Review: Coming Home in the Dark is brutal, haunting and excellent storytelling

In a year already blooming with a juicy crop of New Zealand films, adding another to the fray just shows the length and depth of local storytelling.

Coming Home in the Dark is exactly that; excellent storytelling, gifting us yet another debut filmmaker to watch before Hollywood steals him. And believe me they're already knocking on James Ashcroft's front door.

Shot in 20 days, mostly at night, and with a singular vision and aesthetic, this horror thriller is physically and emotionally an undeniably brutal watch and by crikey it's good.

Based on a short story from New Zealand author Owen Marshall, Ashcroft and his writing collaborator Eli Kent flesh out the bones for the big screen, staying loyal to the lean and linear vision narratively as well as visually. 

The premise is, in a way, a simple one. A couple and their two teenage boys hit the highway and head into a rugged and remote hinterland to climb a decent hill as part of their family roadie. There's the usual backseat brothers bickering and front seat parental passive aggressive driver versus navigator situations, before they stride forth amicably into the great outdoors.

Admirably this story doesn't waste time lulling us all into a false sense of security, everything feels ominous from the get-go and things head shockingly south swiftly and mercilessly, the relentless downward spiral punctuated by some truly savage plot shifts. 

LA-based actor Daniel Gillies is Mandrake, the main protagonist who dominates from the moment he walks into shot, his constant haunting companion Tubs (Matthias Luafutu) lurking at his elbow.

As the pair stands above our bewildered family, interrupted as they sit eating their picnic dinner, there's little doubt their intentions aren't good. But never in my worst nightmare did I imagine how 'not good' they were.

To dig deeper would plunge us unforgivably into spoiler territory and this film deserves to be savoured with as little previewing insight as possible. It's R16, the violence is sudden and remorseless, the dark broken heart of the story far more scarring.

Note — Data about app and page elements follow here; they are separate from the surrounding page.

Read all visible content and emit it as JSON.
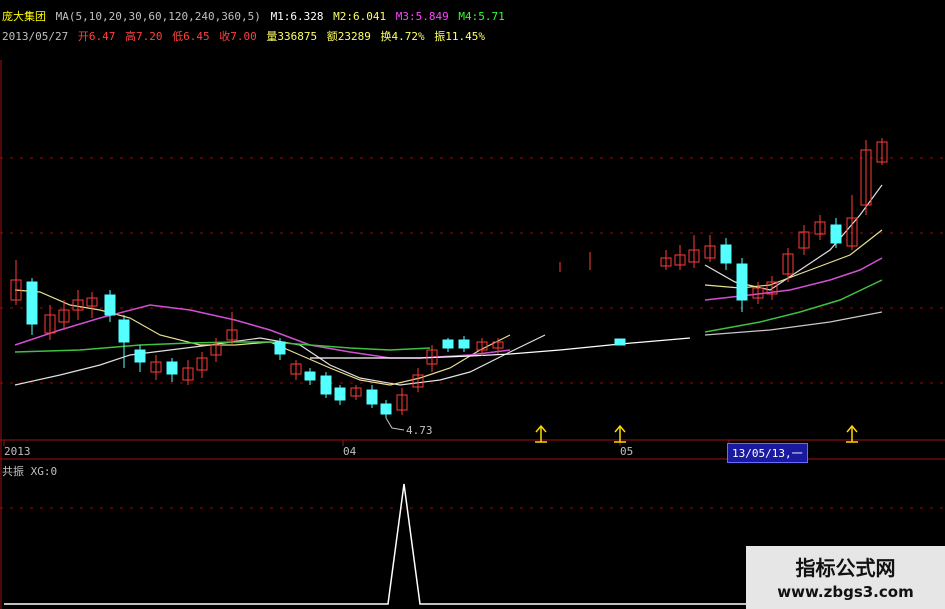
{
  "header": {
    "stock_name": "庞大集团",
    "ma_params": "MA(5,10,20,30,60,120,240,360,5)",
    "m1": "M1:6.328",
    "m2": "M2:6.041",
    "m3": "M3:5.849",
    "m4": "M4:5.71",
    "date": "2013/05/27",
    "open": "开6.47",
    "high": "高7.20",
    "low": "低6.45",
    "close": "收7.00",
    "volume": "量336875",
    "amount": "额23289",
    "turnover": "换4.72%",
    "amplitude": "振11.45%"
  },
  "colors": {
    "up": "#ff3b3b",
    "down": "#54ffff",
    "ma1": "#ffffff",
    "ma2": "#ffff66",
    "ma3": "#ff44ff",
    "ma4": "#33ff33",
    "grid": "#8a1010",
    "signal": "#ffd700"
  },
  "axis": {
    "year": "2013",
    "m04": "04",
    "m05": "05"
  },
  "date_tooltip": "13/05/13,一",
  "low_label": "4.73",
  "indicator": {
    "title": "共振 XG:0"
  },
  "watermark": {
    "line1": "指标公式网",
    "line2": "www.zbgs3.com"
  }
}
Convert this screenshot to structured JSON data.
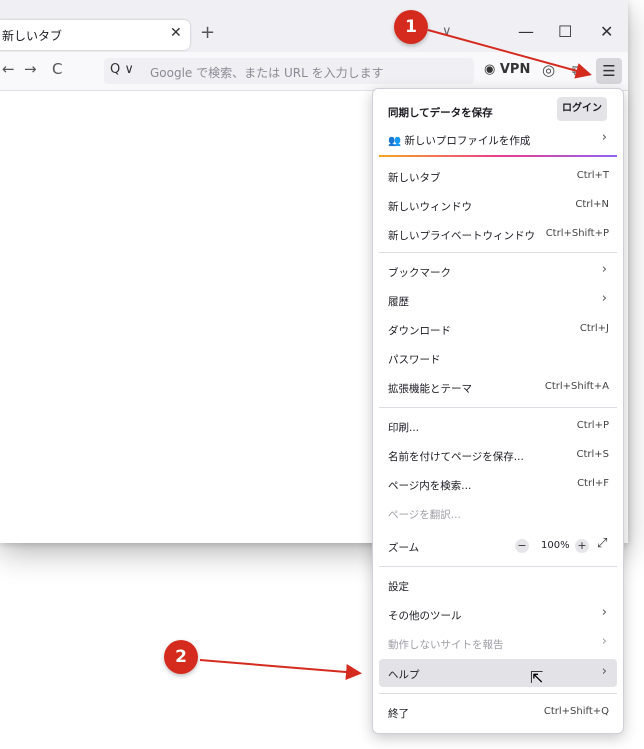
{
  "browser": {
    "tab": {
      "title": "新しいタブ",
      "close_icon": "close-icon"
    },
    "new_tab_label": "+",
    "tablist_chevron": "∨",
    "window_controls": {
      "minimize": "—",
      "maximize": "☐",
      "close": "✕"
    },
    "nav": {
      "back": "←",
      "forward": "→",
      "reload": "C"
    },
    "urlbar": {
      "search_engine": "Q ∨",
      "placeholder": "Google で検索、または URL を入力します"
    },
    "vpn_label": "VPN",
    "toolbar_icons": {
      "account": "account-icon",
      "extensions": "extensions-icon",
      "menu": "☰"
    }
  },
  "menu": {
    "sync_heading": "同期してデータを保存",
    "login_button": "ログイン",
    "new_profile": "新しいプロファイルを作成",
    "items": {
      "new_tab": {
        "label": "新しいタブ",
        "shortcut": "Ctrl+T"
      },
      "new_window": {
        "label": "新しいウィンドウ",
        "shortcut": "Ctrl+N"
      },
      "new_private_window": {
        "label": "新しいプライベートウィンドウ",
        "shortcut": "Ctrl+Shift+P"
      },
      "bookmarks": {
        "label": "ブックマーク"
      },
      "history": {
        "label": "履歴"
      },
      "downloads": {
        "label": "ダウンロード",
        "shortcut": "Ctrl+J"
      },
      "passwords": {
        "label": "パスワード"
      },
      "addons": {
        "label": "拡張機能とテーマ",
        "shortcut": "Ctrl+Shift+A"
      },
      "print": {
        "label": "印刷...",
        "shortcut": "Ctrl+P"
      },
      "save_page": {
        "label": "名前を付けてページを保存...",
        "shortcut": "Ctrl+S"
      },
      "find": {
        "label": "ページ内を検索...",
        "shortcut": "Ctrl+F"
      },
      "translate": {
        "label": "ページを翻訳..."
      },
      "zoom": {
        "label": "ズーム",
        "value": "100%",
        "minus": "−",
        "plus": "+",
        "fullscreen": "⤢"
      },
      "settings": {
        "label": "設定"
      },
      "more_tools": {
        "label": "その他のツール"
      },
      "report_site": {
        "label": "動作しないサイトを報告"
      },
      "help": {
        "label": "ヘルプ"
      },
      "quit": {
        "label": "終了",
        "shortcut": "Ctrl+Shift+Q"
      }
    }
  },
  "annotations": {
    "badge_1": "1",
    "badge_2": "2",
    "color": "#d52b1e"
  }
}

Anchored by a truly terrifying performance from Daniel Gillies and equally memorable and affecting outing from Matthias Luafutu, I know one thing is certain; I won't be coming home in the dark on my own anytime soon.

Four-and-a-half stars.